From a disheartened and largely impoverished people they now have a confidence in their own future which is as exciting as it is constructive. They are investing in their own with 400 scholarships each year, health services particularly in the mental health area. They are providing jobs. They have joint ventures introducing new technologies to better equip their youngsters for the future. They are protecting their culture in cooperation with local museums. They are building an endowed post graduate college at Hopuhopu and will build another in Auckland. They have provided the money to build facilities at Waikato University and leased them to the University at a nominal rental. They have investments in forestry and other areas. They are a major player now in the Waikato and work well with local government. But most of all they have regained a confidence in themselves. I have no doubt that this will bring about a brighter future for the generations to come - indeed it is apparent already.
Ngai Tahu are doing the same in the South Island. If future settlements mean that this renewal comes to exist throughout the country we will, I believe, see a closing of the disparity gap between Maori and non Maori. We have much more in common than those where there are differences. Not everyone seeks to be a business mogul. What we seek is a fulfilling life and an ability to leave for the next generation an ability to do the same.
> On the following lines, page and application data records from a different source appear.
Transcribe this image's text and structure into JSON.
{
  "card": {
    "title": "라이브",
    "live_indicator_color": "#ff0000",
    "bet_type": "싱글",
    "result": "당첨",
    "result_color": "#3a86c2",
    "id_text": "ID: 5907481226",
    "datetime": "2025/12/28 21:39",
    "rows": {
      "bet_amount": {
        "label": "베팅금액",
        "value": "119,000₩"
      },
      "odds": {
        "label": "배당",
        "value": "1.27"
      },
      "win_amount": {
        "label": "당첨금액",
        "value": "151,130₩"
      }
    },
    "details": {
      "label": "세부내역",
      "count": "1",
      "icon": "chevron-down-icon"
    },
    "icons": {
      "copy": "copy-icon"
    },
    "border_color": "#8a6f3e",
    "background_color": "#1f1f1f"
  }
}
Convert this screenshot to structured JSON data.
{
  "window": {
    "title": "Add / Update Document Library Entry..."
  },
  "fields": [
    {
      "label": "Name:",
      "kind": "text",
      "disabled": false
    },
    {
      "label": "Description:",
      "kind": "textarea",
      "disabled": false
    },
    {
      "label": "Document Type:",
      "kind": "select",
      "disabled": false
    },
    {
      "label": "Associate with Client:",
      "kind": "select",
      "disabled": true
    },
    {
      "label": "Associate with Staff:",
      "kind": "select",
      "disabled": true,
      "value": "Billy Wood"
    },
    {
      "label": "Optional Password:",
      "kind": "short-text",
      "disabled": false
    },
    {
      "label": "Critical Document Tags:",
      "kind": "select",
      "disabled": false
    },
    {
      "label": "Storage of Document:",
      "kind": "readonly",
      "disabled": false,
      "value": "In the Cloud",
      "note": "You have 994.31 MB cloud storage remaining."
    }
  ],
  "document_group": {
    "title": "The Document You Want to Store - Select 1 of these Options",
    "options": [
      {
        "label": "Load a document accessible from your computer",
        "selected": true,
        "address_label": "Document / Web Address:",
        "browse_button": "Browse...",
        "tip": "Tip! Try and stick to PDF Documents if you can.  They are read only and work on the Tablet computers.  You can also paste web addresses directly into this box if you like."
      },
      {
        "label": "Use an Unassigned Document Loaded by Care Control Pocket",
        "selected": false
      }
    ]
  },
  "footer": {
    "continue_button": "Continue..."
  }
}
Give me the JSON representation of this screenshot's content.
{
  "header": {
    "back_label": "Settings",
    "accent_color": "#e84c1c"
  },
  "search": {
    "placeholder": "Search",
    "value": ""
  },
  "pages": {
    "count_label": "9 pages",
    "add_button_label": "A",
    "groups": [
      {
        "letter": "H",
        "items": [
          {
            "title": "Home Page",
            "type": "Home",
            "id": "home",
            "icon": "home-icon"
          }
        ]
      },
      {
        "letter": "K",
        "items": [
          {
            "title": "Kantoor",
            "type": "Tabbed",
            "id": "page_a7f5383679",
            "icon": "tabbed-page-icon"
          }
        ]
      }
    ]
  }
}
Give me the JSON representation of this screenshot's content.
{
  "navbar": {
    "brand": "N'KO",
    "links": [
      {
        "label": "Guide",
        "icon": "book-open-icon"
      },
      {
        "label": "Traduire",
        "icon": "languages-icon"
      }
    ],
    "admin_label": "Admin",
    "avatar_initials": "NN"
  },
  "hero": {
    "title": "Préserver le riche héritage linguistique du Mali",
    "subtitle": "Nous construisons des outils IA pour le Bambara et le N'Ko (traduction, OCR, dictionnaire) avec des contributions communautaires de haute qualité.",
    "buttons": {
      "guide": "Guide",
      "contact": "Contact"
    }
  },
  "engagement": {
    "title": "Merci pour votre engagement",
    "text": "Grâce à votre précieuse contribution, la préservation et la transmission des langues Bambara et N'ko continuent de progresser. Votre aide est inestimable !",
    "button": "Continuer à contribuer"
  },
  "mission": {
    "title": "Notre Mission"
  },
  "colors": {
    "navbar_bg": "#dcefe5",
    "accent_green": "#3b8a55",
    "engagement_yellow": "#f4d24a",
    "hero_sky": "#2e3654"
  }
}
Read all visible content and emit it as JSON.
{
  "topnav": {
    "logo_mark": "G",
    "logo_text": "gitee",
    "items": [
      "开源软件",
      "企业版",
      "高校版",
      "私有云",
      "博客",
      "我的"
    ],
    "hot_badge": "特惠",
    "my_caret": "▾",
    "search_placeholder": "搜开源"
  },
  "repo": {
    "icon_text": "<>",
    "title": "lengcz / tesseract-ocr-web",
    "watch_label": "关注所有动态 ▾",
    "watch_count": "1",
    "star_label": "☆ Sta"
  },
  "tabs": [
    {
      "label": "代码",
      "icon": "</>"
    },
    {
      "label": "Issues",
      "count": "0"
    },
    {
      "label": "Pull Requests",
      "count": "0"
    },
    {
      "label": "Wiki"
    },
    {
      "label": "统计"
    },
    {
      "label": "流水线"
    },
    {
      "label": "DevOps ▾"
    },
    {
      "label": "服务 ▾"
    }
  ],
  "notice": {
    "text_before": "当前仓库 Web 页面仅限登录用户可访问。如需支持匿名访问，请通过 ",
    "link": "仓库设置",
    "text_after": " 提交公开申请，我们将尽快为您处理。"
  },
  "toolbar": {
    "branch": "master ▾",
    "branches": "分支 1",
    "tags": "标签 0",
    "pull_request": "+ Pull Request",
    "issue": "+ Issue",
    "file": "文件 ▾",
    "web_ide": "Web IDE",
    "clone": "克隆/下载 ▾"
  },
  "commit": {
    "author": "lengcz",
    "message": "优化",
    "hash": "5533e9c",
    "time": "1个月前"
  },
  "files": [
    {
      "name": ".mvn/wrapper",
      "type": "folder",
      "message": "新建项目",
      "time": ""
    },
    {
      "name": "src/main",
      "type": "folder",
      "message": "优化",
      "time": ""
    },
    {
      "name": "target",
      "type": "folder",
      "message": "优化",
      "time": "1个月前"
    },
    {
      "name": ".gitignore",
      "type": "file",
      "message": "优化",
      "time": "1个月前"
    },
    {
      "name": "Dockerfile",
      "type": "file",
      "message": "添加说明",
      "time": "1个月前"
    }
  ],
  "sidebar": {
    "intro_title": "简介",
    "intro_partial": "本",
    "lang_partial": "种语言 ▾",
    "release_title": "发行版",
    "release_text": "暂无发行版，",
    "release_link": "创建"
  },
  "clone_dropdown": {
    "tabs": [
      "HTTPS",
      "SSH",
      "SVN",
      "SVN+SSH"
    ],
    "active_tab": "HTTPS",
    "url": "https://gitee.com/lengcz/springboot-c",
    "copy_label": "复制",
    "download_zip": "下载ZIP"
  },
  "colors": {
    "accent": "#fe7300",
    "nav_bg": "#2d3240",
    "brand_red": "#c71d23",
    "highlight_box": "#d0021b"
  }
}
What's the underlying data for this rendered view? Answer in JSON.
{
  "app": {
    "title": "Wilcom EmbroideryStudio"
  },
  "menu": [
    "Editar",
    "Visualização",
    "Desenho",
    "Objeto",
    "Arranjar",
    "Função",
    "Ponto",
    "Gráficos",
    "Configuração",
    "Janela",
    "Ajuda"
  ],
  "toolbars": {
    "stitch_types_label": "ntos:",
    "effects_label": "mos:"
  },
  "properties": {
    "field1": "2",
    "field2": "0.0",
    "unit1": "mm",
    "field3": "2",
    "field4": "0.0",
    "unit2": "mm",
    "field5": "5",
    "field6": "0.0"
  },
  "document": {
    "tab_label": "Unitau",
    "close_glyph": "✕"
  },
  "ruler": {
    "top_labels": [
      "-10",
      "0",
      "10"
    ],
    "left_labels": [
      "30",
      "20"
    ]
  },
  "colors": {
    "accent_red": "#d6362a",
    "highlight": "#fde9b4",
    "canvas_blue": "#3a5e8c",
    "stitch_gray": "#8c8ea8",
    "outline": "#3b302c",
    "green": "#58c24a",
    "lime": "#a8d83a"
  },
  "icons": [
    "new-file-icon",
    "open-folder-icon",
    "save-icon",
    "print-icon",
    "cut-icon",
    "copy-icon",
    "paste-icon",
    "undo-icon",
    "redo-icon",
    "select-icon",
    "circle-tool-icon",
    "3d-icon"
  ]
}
In this country we have everything going for us. Hopefully the work that has been done over the past decade will help each of us, Maori or non Maori, reach his or her dream.